Only lines with the string "JSON" are wanted. Pull them out of the data.

####################

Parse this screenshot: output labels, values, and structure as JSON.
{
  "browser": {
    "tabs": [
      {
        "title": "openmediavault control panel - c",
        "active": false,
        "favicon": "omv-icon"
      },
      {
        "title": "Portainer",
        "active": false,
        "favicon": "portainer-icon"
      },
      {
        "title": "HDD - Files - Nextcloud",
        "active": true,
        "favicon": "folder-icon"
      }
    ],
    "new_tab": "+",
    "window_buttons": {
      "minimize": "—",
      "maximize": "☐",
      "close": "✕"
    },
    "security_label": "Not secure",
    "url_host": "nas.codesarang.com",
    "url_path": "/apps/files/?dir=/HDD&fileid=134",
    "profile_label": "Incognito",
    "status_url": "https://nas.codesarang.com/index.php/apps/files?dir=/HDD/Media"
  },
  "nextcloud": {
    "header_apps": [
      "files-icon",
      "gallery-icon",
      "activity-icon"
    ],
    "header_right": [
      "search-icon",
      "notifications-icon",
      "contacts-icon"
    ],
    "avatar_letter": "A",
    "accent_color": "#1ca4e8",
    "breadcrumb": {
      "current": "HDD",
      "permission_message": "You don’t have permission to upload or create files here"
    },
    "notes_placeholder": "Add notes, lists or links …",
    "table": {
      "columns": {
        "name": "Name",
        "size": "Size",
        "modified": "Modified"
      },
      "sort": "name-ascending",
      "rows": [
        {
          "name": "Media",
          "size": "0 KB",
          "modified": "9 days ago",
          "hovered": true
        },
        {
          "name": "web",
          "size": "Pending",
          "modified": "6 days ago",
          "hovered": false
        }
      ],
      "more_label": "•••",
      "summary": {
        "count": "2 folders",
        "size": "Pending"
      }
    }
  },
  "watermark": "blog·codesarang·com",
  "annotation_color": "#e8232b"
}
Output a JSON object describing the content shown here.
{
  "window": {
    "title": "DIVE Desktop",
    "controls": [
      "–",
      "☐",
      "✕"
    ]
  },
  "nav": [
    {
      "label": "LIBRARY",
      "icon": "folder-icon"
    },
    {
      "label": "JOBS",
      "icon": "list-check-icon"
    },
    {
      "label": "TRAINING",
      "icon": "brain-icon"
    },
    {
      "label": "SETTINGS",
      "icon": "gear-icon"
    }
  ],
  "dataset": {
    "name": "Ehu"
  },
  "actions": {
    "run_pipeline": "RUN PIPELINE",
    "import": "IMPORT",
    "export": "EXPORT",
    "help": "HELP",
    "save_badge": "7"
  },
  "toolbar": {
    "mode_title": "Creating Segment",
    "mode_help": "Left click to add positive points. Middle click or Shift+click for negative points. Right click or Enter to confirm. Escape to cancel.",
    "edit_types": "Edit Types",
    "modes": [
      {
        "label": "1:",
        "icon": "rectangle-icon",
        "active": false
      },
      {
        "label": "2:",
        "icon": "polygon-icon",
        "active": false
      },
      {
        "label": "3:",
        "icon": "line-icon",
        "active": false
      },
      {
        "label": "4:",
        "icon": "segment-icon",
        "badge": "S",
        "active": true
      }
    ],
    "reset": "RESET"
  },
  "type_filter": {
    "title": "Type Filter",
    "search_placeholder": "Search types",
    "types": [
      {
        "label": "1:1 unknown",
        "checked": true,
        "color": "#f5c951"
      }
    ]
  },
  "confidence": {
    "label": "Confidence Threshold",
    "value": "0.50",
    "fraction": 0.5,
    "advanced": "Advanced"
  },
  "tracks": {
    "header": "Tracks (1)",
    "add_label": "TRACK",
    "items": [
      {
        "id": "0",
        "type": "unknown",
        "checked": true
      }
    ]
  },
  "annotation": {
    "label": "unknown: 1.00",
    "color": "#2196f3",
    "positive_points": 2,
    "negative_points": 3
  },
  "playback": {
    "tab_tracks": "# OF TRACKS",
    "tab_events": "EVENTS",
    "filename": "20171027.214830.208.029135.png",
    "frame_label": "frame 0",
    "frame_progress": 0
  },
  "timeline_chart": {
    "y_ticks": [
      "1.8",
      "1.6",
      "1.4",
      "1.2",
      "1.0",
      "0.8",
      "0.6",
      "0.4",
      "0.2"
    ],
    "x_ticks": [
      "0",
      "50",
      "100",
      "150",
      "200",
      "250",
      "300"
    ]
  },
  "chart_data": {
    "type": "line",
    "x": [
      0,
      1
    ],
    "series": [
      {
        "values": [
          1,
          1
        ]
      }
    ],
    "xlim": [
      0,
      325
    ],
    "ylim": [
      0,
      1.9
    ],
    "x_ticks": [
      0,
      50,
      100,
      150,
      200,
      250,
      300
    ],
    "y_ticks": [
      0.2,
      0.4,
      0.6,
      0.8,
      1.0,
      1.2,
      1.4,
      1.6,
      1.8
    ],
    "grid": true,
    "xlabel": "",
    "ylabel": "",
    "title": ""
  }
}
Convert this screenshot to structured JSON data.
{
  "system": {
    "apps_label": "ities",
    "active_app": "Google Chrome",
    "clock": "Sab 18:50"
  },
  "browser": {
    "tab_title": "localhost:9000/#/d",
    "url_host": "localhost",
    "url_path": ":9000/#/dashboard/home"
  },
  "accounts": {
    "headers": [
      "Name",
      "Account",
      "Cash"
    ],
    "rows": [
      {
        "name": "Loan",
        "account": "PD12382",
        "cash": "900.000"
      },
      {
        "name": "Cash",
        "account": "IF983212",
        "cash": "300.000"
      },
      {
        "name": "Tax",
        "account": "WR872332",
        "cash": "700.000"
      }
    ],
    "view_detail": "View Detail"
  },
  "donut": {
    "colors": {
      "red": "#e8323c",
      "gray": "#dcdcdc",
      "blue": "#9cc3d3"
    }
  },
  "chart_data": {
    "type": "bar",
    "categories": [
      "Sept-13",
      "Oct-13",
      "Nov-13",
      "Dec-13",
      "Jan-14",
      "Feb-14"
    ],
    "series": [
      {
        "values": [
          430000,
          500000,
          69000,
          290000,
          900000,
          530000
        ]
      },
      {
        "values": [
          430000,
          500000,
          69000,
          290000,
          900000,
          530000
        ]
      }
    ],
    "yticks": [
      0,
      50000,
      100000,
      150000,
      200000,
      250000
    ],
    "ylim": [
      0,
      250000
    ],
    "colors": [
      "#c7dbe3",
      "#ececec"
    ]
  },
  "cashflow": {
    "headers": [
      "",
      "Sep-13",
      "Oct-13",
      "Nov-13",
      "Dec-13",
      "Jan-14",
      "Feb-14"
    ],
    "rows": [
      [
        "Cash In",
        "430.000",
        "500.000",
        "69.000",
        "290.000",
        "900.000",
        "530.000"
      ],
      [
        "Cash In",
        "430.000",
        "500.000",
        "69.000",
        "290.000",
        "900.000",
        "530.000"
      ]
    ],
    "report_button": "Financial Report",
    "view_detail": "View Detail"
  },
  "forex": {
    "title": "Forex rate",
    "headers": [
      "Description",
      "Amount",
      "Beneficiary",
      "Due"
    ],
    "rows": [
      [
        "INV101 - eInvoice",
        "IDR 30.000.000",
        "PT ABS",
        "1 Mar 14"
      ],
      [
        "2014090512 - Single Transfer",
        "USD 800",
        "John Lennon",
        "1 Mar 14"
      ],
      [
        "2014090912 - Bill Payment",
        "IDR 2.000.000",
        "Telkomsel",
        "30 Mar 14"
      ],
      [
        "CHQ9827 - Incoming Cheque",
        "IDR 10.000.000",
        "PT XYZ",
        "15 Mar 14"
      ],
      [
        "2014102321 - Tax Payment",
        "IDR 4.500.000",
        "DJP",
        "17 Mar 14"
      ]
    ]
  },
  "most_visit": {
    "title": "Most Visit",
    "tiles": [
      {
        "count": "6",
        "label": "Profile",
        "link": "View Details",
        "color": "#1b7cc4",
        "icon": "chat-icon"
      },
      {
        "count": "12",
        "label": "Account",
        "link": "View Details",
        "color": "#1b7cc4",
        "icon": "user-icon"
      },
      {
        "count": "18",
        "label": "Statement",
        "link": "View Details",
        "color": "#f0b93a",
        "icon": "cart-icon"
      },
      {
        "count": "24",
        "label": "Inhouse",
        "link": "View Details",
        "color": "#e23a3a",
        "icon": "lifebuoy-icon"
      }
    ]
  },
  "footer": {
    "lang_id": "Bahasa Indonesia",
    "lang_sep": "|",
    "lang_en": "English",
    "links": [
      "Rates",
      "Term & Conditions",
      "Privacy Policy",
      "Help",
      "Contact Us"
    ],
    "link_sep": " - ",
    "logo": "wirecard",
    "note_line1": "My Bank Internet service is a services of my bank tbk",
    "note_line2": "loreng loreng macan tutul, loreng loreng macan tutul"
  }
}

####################

_SOLUTION_.
Parse this screenshot: output labels, values, and structure as JSON.
Output a JSON object describing the content shown here.
Convert this screenshot to structured JSON data.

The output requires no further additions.